**What needs to be done:**
Pictures aside, repeat every record below exactly.

━━━━━ Task input ━━━━━

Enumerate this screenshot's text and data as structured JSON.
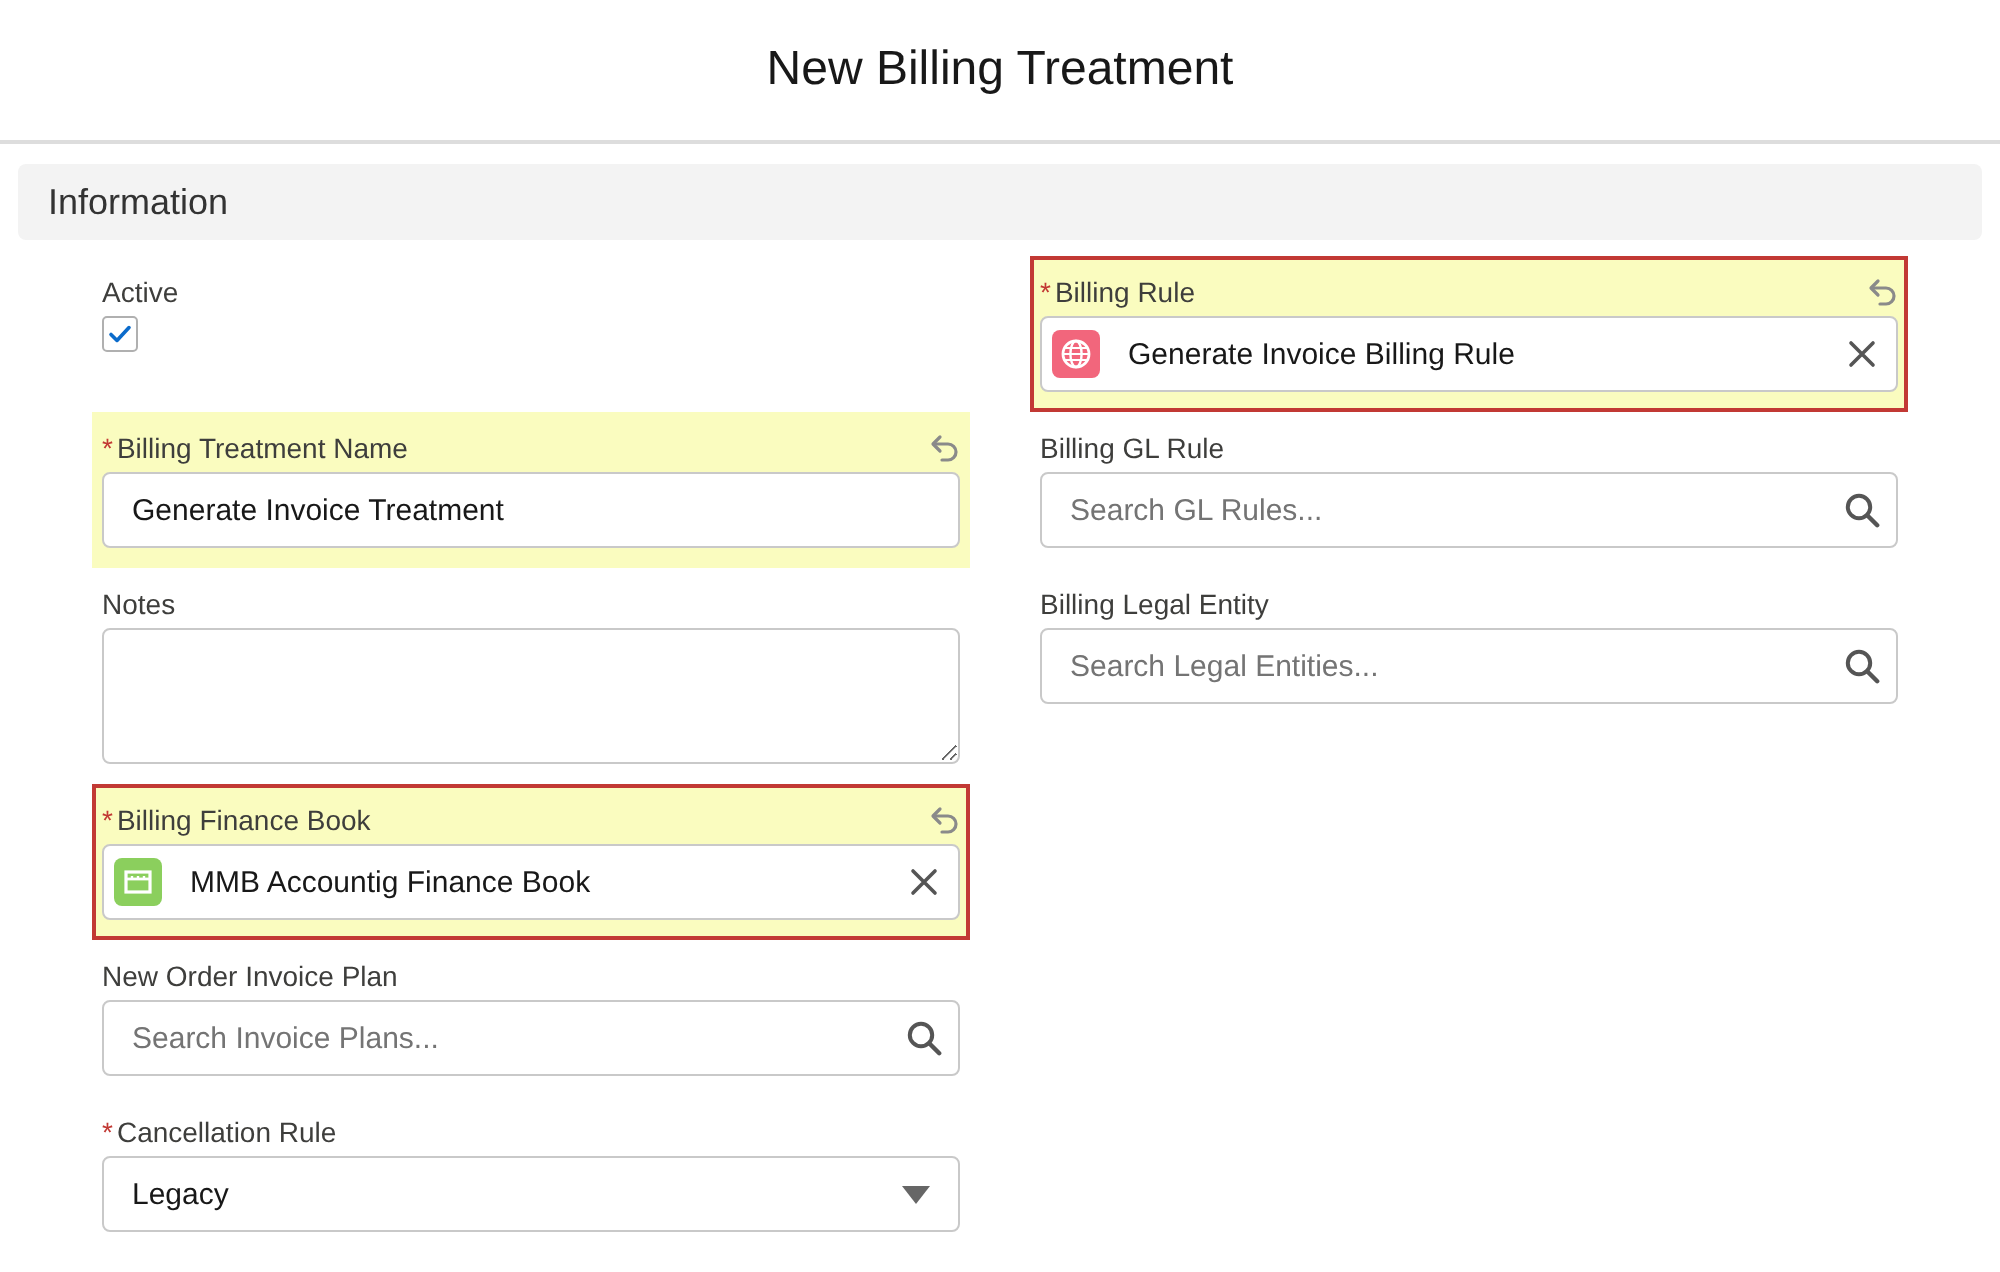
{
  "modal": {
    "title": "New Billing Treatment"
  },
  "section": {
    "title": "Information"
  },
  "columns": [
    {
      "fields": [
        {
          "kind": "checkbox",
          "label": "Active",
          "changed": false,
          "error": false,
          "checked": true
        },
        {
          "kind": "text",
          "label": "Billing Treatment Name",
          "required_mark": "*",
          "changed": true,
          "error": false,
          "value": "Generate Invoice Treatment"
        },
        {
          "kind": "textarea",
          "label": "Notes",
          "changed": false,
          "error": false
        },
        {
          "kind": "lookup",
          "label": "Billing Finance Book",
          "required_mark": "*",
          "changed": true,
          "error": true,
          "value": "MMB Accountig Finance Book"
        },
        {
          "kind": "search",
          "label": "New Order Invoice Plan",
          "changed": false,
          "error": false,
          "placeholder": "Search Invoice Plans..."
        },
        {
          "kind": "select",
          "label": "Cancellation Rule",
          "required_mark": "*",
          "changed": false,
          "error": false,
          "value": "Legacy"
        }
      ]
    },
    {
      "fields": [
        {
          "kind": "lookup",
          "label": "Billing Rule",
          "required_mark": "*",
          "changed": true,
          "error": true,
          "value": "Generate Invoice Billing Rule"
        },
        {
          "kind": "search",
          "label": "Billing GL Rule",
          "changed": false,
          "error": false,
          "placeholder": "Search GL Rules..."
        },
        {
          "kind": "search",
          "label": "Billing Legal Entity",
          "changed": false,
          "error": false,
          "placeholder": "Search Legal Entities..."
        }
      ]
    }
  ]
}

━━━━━

**Expected answer:**
Enumerate this screenshot's text and data as structured JSON.
{
  "modal": {
    "title": "New Billing Treatment"
  },
  "section": {
    "title": "Information"
  },
  "columns": [
    {
      "fields": [
        {
          "kind": "checkbox",
          "label": "Active",
          "changed": false,
          "error": false,
          "checked": true
        },
        {
          "kind": "text",
          "label": "Billing Treatment Name",
          "required_mark": "*",
          "changed": true,
          "error": false,
          "value": "Generate Invoice Treatment"
        },
        {
          "kind": "textarea",
          "label": "Notes",
          "changed": false,
          "error": false
        },
        {
          "kind": "lookup",
          "label": "Billing Finance Book",
          "required_mark": "*",
          "changed": true,
          "error": true,
          "value": "MMB Accountig Finance Book"
        },
        {
          "kind": "search",
          "label": "New Order Invoice Plan",
          "changed": false,
          "error": false,
          "placeholder": "Search Invoice Plans..."
        },
        {
          "kind": "select",
          "label": "Cancellation Rule",
          "required_mark": "*",
          "changed": false,
          "error": false,
          "value": "Legacy"
        }
      ]
    },
    {
      "fields": [
        {
          "kind": "lookup",
          "label": "Billing Rule",
          "required_mark": "*",
          "changed": true,
          "error": true,
          "value": "Generate Invoice Billing Rule"
        },
        {
          "kind": "search",
          "label": "Billing GL Rule",
          "changed": false,
          "error": false,
          "placeholder": "Search GL Rules..."
        },
        {
          "kind": "search",
          "label": "Billing Legal Entity",
          "changed": false,
          "error": false,
          "placeholder": "Search Legal Entities..."
        }
      ]
    }
  ]
}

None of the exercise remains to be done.